Description: A new methodology for the modeling of unsteady, nonpremixed, axisymmetric reacting flow in industrial furnaces is presented. The method is an extension of previous work by the authors to complex geometries, multistep kinetics mechanisms, and realistic properties, especially thermochemical data. The walls of the furnace are represented as an embedded boundary in a uniform, rectangular grid. The grid then consists of uniform rectangular cells except at the furnace wall where irregular (mixed) cells may be present. We use finite volume differencing techniques for the convective, viscous, and radiative heat transport terms in the mixed cells, while a finite element-based technique is used to solve the elliptic equation arising from the low-Mach number formulation. Results from the simulation of an experimental natural gas-fired furnace are shown.
Date: October 18, 1995
Creator: Pember, R.B.; Almgren, A.S.; Crutchfield, W.Y.; Howell, L.H.; Bell, J.B.; Colella, P. et al.
Partner: UNT Libraries Government Documents Department

An adaptive projection method for the modeling of unsteady, low-Mach number combustion

Description: In this paper the authors present an adaptive projection method for modeling unsteady, low-Mach reacting flow in an unconfined region. The equations they solve are based on a model for low-Mach number combustion that consists of the evolution equations for density, species concentrations, enthalpy, and momentum coupled with a constraint on the divergence of the flow. The algorithm is based on a projection methodology in which they first advance the evolution equations and then solve an elliptic equation to enforce the divergence constraint. The adaptive mesh refinement (AMR) scheme uses a time-varying, hierarchical grid structure composed of uniform rectangular grids of varying resolution. The integration scheme on the grid hierarchy is a recursive procedure in which a coarse grid is advanced, fine grids are advanced multiple steps to reach the same time as the coarse grid, and the coarse and the fine grids are synchronized. The method is valid for multiple grids on each level and multiple levels of refinement. The method is currently implemented for laminar, axisymmetric flames with a reduced kinetics mechanism and a Lewis number of unity. Two methane-air flames, one steady and the other flickering, are presented as numerical examples.
Date: October 1, 1997
Creator: Pember, R.B.; Howell, L.H.; Bell, J.B.; Colella, P.; Crutchfield, W.Y.; Fiveland, W.A. et al.
Partner: UNT Libraries Government Documents Department

An adaptive multifluid interface-capturing method for compressible flow in complex geometries

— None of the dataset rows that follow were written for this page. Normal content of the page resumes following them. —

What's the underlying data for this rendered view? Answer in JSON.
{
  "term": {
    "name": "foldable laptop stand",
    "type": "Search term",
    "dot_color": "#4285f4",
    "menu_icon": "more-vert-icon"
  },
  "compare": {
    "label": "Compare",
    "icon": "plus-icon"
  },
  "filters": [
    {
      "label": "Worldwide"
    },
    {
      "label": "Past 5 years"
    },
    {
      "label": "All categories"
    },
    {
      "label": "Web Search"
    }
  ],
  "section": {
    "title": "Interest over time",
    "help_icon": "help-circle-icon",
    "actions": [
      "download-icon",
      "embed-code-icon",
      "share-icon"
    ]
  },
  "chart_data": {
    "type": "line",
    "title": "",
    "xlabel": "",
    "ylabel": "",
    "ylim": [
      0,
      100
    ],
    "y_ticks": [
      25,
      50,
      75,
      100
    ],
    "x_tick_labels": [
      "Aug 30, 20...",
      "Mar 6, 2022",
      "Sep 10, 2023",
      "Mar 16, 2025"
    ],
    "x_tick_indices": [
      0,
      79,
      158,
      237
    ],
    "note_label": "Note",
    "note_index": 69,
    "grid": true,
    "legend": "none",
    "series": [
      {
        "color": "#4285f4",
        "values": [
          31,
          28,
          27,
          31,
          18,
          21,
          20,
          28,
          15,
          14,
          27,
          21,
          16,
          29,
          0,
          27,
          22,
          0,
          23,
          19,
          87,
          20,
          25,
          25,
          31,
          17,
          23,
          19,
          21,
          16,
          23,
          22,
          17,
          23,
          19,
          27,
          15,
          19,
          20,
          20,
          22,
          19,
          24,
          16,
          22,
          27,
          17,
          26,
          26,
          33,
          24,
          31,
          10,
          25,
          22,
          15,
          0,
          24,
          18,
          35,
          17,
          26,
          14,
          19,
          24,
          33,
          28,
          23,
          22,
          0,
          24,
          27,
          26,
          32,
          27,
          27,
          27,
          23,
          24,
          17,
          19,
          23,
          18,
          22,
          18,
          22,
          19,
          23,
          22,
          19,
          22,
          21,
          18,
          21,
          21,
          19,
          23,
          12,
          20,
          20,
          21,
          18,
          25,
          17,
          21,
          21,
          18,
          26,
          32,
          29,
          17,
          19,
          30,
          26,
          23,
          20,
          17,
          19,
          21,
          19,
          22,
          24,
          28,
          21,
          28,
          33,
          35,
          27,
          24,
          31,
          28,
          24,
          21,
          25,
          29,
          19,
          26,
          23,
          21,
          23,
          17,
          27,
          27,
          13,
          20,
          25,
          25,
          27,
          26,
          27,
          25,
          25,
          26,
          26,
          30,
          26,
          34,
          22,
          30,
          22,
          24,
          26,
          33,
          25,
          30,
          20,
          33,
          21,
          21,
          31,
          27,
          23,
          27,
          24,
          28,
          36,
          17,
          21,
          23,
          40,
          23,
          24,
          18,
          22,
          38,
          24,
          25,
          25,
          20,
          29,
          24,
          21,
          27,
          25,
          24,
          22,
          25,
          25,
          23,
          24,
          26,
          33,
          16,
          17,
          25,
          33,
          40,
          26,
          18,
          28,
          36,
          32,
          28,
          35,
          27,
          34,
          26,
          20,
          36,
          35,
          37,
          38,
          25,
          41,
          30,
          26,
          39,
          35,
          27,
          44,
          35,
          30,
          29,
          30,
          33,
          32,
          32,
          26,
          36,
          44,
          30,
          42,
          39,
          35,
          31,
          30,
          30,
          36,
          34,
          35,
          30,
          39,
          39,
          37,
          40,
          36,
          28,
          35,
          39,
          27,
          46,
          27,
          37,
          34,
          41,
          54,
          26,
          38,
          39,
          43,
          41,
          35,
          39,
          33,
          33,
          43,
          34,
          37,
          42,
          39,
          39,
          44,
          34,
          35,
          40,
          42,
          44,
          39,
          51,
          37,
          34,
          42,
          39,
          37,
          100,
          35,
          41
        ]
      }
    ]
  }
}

Description: We present a numerical method for solving the multifluid equations of gas dynamics using an operator-split second-order Godunov method for flow in complex geometries in two and three dimensions. The multifluid system treats the fluid components as thermodynamically distinct entities and correctly models fluids with different compressibilities. This treatment allows a general equation-of-state (EOS) specification and the method is implemented so that the EOS references are minimized. The current method is complementary to volume-of-fluid (VOF) methods in the sense that a VOF representation is used, but no interface reconstruction is performed. The Godunov integrator captures the interface during the solution process. The basic multifluid integrator is coupled to a Cartesian grid algorithm that also uses a VOF representation of the fluid-body interface. This representation of the fluid-body interface allows the algorithm to easily accommodate arbitrarily complex geometries. The resulting single grid multifluid-Cartesian grid integration scheme is coupled to a local adaptive mesh refinement algorithm that dynamically refines selected regions of the computational grid to achieve a desired level of accuracy. The overall method is fully conservative with respect to the total mixture. The method will be used for a simple nozzle problem in two-dimensional axisymmetric coordinates.
Date: April 1, 1995
Creator: Greenough, J.A.; Beckner, V.; Pember, R.B.; Crutchfield, W.Y.; Bell, J.B. & Colella, P.
Partner: UNT Libraries Government Documents Department